One of the best concerts I ever attended was U2's Joshua Tree tour in the Hartford Coliseum with all of my college roommates. The crowd left the arena singing "And I Still Haven't Found What I'm Looking For" all together and it was so powerful it made the hair on my arms stand up straight. 

Recently, Hub and I have seen Brian Setzer (Stray Cats) and the Gin Blossoms (Hub is in another band - Honeygirl - with one of them) and we had tickets to see Jimmie Vaughn but he had to postpone. This is mostly why we've been filling our empty nest days with concerts. It occurred to us that we're getting up there and our musical icons are, too. If we don't see them now, we might not get the chance.



We were lucky enough to see the Rolling Stones before Charlie Watts passed away, and it meant a lot to us to bring the Hooligans to that show as well as many others over the years -- such as ZZ Top at the Arizona State Fair (their first rock concert), Dead & Co (several times) and Guns N' Roses for H2's birthday when the band reunited. Also, I was delighted when they recently went to see Post Malone and had to buy the T-shirt. 

Full disclosure: I'm writing this on Wednesday, but on the day this posts, I will have just seen Phish in the Sphere in Las Vegas, assuming all goes well :) I'll be sure to report back in! 

So, what about you, Reds and Readers, are you a concert goer? What show made a lasting impression upon you? If you could see any rock band or musical artist (living or dead) in concert, who would it be? 

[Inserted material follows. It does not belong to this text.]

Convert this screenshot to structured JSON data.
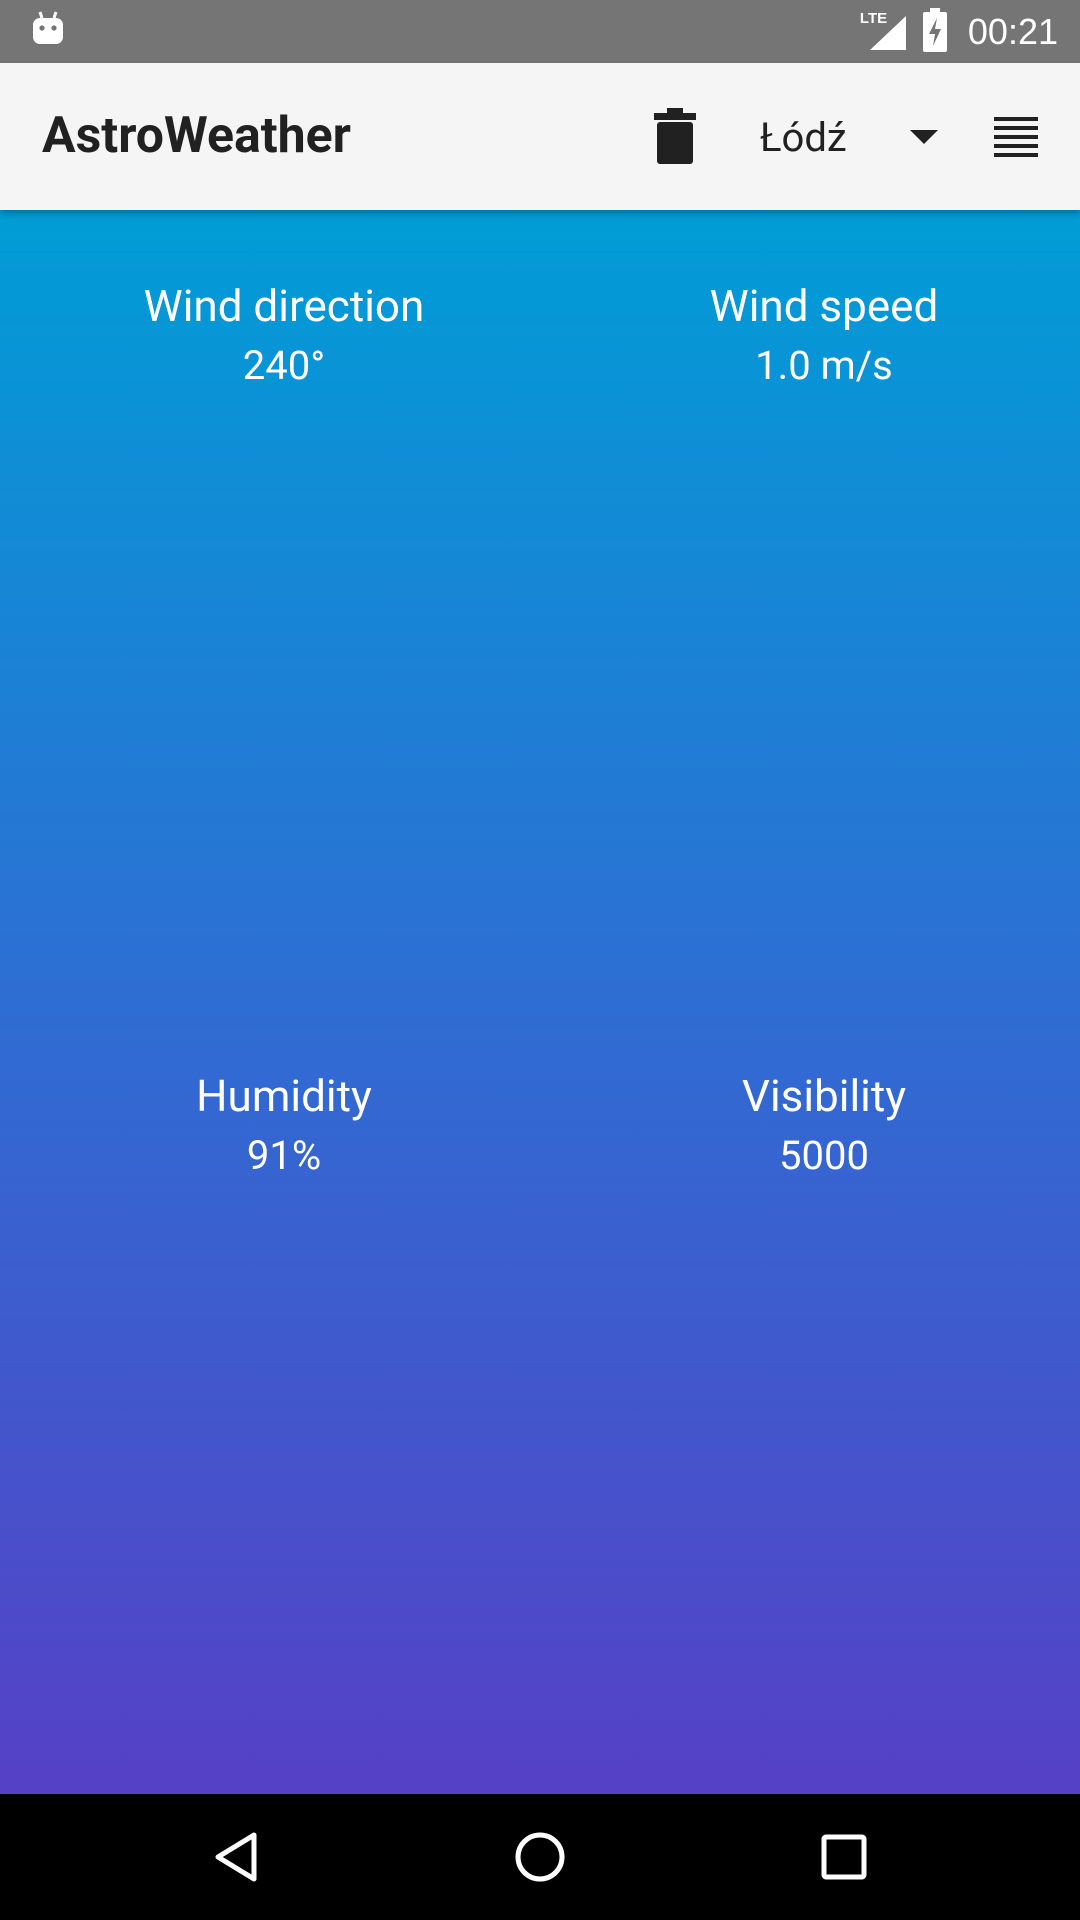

P.S. Okay, it's Friday and the Phish concert is tonight. This is the view of the Sphere from our room! Wild, huh?